* PROBLEM DESCRIPTION
Return each line in the records below that includes "screenshot".

* INFORMATION SUPPLIED
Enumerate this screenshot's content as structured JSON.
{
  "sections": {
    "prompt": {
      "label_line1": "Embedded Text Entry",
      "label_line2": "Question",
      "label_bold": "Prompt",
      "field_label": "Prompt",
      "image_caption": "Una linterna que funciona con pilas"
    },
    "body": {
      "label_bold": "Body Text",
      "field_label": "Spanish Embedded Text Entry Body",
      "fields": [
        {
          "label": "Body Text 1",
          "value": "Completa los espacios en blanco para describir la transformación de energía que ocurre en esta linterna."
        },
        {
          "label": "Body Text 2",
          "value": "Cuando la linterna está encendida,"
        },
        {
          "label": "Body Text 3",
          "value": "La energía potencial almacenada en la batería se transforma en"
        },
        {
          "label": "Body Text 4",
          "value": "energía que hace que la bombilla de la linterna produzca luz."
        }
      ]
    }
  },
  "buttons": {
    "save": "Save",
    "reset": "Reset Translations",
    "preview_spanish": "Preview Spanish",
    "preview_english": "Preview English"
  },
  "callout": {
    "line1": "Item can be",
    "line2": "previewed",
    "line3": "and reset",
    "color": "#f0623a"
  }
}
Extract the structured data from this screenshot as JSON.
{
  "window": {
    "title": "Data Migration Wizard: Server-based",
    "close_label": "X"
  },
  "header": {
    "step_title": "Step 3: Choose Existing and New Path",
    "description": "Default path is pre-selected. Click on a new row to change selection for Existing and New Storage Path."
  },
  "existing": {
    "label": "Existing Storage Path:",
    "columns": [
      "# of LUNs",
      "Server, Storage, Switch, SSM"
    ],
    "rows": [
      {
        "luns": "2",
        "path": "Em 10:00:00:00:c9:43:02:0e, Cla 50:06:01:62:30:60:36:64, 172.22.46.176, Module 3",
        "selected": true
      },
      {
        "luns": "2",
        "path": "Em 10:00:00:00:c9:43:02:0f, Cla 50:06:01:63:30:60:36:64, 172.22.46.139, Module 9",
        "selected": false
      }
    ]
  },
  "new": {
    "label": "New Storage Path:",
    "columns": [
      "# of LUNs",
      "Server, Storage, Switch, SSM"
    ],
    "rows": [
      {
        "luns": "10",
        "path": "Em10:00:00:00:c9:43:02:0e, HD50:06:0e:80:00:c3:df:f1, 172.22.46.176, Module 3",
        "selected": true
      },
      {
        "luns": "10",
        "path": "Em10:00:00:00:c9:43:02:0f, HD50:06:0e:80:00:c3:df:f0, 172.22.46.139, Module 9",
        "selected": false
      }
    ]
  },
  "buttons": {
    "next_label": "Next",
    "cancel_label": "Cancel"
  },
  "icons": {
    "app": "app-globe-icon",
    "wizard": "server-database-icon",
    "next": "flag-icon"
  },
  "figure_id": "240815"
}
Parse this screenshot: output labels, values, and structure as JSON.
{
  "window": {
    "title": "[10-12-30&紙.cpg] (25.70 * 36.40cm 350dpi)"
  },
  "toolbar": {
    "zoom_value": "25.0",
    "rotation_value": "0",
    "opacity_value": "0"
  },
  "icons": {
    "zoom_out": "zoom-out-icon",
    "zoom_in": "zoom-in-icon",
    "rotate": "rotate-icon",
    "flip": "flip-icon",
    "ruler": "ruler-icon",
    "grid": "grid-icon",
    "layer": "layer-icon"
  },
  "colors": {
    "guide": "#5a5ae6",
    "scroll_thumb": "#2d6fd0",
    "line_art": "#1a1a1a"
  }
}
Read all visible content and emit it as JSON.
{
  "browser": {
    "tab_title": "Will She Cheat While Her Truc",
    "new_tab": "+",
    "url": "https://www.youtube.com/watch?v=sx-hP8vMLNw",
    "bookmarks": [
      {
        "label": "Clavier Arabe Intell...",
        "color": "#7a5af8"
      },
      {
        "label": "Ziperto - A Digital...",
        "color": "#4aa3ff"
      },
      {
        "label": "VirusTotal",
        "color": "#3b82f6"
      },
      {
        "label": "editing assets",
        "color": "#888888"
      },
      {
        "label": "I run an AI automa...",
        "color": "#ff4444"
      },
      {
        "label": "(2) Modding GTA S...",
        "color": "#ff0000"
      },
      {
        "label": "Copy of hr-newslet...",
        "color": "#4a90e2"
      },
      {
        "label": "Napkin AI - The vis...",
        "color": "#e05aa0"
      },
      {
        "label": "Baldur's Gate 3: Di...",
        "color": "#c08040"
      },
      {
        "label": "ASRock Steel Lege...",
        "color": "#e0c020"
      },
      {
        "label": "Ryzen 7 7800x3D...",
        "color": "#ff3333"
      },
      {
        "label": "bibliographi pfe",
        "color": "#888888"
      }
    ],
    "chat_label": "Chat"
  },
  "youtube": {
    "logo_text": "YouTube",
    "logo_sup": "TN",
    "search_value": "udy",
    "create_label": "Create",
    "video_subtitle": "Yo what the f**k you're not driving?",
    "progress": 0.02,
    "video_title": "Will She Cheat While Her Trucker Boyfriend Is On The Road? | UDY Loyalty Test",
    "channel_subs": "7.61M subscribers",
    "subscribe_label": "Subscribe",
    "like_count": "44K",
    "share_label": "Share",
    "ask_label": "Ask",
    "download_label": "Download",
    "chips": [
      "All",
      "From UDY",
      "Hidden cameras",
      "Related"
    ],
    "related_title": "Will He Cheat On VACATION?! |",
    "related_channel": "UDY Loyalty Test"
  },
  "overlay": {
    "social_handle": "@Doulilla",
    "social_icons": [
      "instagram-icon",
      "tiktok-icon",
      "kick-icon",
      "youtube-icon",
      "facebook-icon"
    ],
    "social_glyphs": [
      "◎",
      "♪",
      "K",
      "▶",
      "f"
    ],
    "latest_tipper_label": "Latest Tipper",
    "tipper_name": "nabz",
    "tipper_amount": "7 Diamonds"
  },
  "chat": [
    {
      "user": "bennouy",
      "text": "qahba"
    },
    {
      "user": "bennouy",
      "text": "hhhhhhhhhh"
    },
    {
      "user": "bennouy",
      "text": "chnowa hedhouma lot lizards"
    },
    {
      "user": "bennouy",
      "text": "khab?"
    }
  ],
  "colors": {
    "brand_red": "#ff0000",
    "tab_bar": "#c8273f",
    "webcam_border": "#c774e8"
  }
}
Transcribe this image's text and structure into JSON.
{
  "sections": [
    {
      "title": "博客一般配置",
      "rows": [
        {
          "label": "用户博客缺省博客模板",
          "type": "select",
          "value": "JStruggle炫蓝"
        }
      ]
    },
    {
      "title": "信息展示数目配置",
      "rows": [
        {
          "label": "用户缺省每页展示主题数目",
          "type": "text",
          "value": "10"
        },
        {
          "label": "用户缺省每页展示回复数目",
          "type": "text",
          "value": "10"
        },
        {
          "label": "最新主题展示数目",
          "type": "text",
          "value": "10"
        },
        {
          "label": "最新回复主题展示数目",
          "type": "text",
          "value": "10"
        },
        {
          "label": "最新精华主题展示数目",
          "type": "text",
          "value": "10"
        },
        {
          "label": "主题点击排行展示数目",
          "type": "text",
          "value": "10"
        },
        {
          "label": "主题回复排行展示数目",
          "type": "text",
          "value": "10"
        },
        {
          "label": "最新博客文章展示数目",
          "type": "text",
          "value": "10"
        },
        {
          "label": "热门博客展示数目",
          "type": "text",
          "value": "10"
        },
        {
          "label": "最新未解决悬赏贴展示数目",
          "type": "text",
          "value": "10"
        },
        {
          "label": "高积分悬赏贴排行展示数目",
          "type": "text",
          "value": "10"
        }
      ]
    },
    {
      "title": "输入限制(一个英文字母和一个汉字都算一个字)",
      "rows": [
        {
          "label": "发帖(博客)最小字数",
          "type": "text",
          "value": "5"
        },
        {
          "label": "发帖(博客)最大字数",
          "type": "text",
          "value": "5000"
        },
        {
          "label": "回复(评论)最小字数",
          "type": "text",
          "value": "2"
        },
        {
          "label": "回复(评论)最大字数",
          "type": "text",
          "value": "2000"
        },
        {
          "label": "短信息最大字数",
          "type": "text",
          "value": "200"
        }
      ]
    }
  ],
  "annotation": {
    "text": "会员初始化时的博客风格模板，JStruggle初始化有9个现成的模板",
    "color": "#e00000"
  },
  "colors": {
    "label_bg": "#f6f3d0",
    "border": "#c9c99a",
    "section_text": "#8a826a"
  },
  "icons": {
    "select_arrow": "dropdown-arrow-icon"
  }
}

* RESULT FOR THIS TASK
Enumerate this screenshot's content as structured JSON.
Extract the structured data from this screenshot as JSON.
Parse this screenshot: output labels, values, and structure as JSON.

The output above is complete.